The Curiosity rover, which is designed to explore Mars, has found an ancient oasis on Mars. Researchers working with the Curiosity rover have found salt-enriched…

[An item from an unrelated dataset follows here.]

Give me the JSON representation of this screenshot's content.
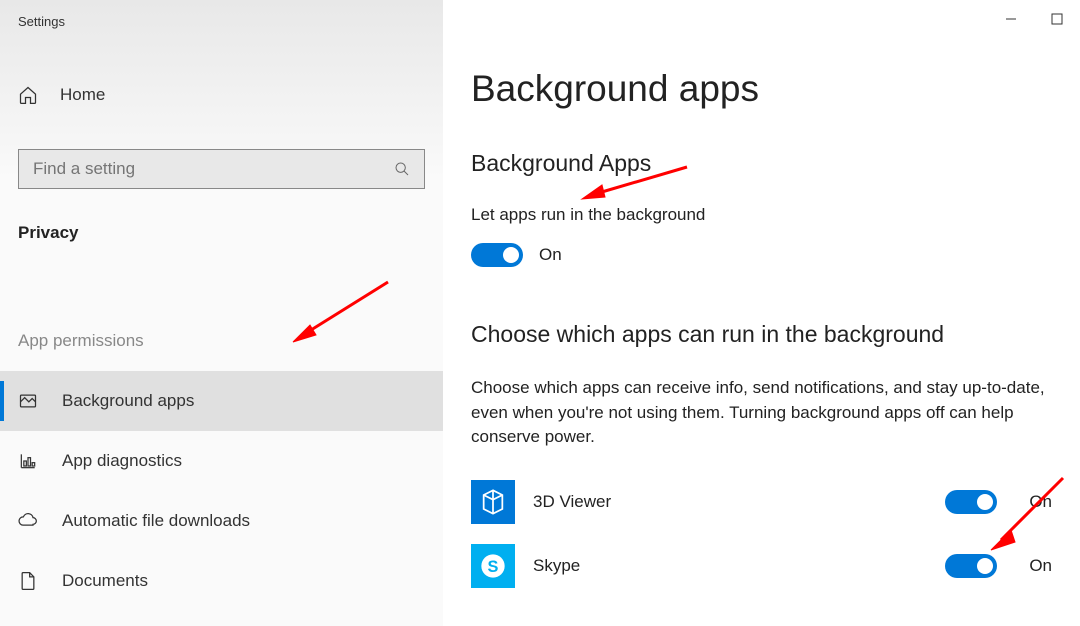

Tess Planet hunter is ready to launch next month on April 16. It is supposed to start up from Cape Canaveral, Florida. This planet hunter, a 700-pound spacecraft, is called the Transiting Exoplanet Survey Satellite (TESS). TESS will be on the lookout for planets that could support life, officials said Wednesday. TESS will be launched aboard a SpaceX Falcon 9 rocket and is equipped with four wide-field cameras that will enable it to look for the majority of the night sky. “TESS will search 85 percent of our sky for exoplanets orbiting bright stars and our nearest stellar neighbors,” Martin Still, NASA headquarters program scientist for TESS, told Newsweek. “It will allow us to follow up planet detections using other telescopes, such as the James Webb Space Telescope, to then better explore the properties of these planets.” Expected that TESS planet hunter is going to hunt exoplanets with the help of a transit where a planet passes in front of its star causing a periodic and regular dip in brightness. For example, NASA’s Kepler spacecraft has discovered more than 2600 confirmed exoplanets this way. “We learned from Kepler that there are more planets than stars in our sky, and now TESS will open our eyes to the variety of planets around some of the closest stars,” Paul Hertz, astrophysics division director at NASA Headquarters, said in a statement. “TESS is opening a door for a whole new kind of study,” Stephen Rinehart, TESS project scientist at NASA’s Goddard Space Flight Center in Greenbelt said. With word of Paul they are going to be able to study separated planets and start talking about the differences between planets. The targets TESS finds are going to be fantastic subjects for research for decades to come. It’s the beginning of a new era of exoplanet research.